Abuse of power is a reoccurring theme in the entertainment and fashion world, as recognised by the women inside it. Meryl Streep has come forward stating that “the behaviour is inexcusable, but the absue of power familiar. Each brave voice that is raised, heard and credited by out watchdog media will ultimately change the game".
The ordeal has been a shock to the entertainment industry with an outpour of support coming in from all areas. Lena Dunham, Emma Watson, Olivia Wilde, Glenn Close, Mark Ruffalo, George Clooney, Jennifer Lawrence, and Kate Winslet are among those who have spoken up in disgust over the culture of silence, and offered their support to those affected. Ryan Gosling recently spoke about the ordeal, sharing: “like most people in Hollywood, I have worked with him and I’m deeply disappointed in myself for being so oblivious to these devastating experiences of sexual harassment and abuse. He is emblematic of a systemic problem."
Georgina Chapman, co-founder of Marchesa and Weinstein’s wife, has taken to social media to express her disgust about the situation and her feelings of empathy for the victims. Chapman told People, “my heart breaks for all the women who have suffered tremendous pain because of these unforgivable actions”. She has also reportedly left Weinstein with their young children. But there has been speculation about the security of Marchesa following the scandal. Marchesa relied on the Weinstein name to support the label in its early days. Female stars were encouraged to wear Marchesa designs while promoting upcoming Weinstein’s films. A number of high-profile women such as Felicity Huffman have confirmed that previously they had been pressured into wearing Marchesa on various red carpets. Weinstein allegedly threatened to cut funding and publicity for Huffman's 2005 film, Transamerica, if she failed to comply. Huffman wore Marchesa on the red carpet of the film’s New York premiere and won a Golden Globe for Best Actress in a Drama the following year.
A source revealed to The Hollywood Reporter that Weinstein “was the mastermind behind Marchesa – orchestrating deals and using his influence in terms of the celebrity connections”. However, this statement does little else than undermine the efforts and talent of a trained design student with a long history of fashion design. Although many of the brand’s previous famous wearers are unlikely to wear Marchesa at premieres any time soon, the future of Marchesa is yet to be set in stone.
Harassment is not confined to the film industry, with 1 in 5 NZ women experiencing sexual assault of some form in their lives. With incredibly upsetting statistics it’s difficult to imagine a world where this is eradicated. But with such powerful women leading the conversation about sexual assault and speaking out for others who may be unable, it seems as if the culture is shifting. A push for the end of complacency is a move in the right direction, and we're there supporting it every step of the way.

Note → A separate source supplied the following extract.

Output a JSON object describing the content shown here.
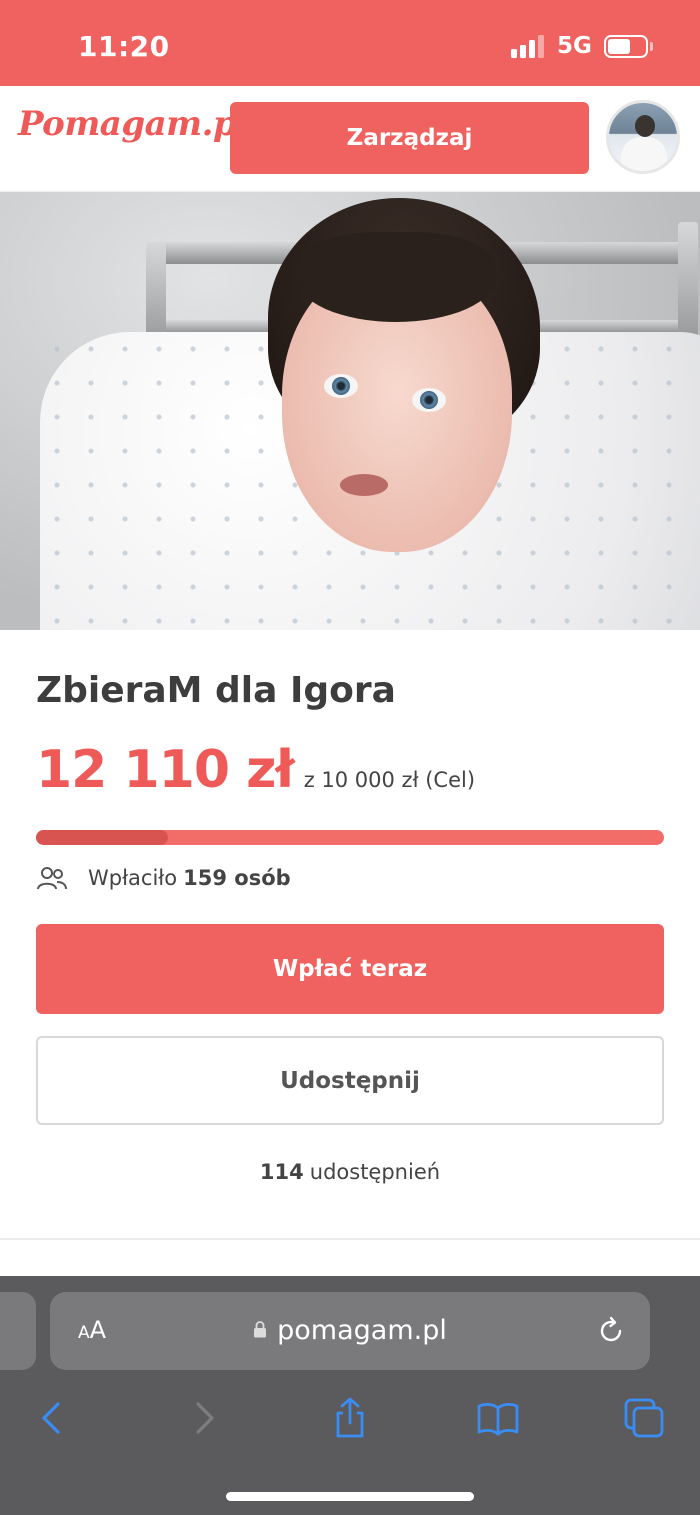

If you, or any one you know has experienced such abuse, visit HELP. They offer top counselling, support and crisis therapy for anyone in need.
(Imagery by Vogue, The Guardian, The Hollywood Reporter, Yahoo, Mashable, and The NY Daily News)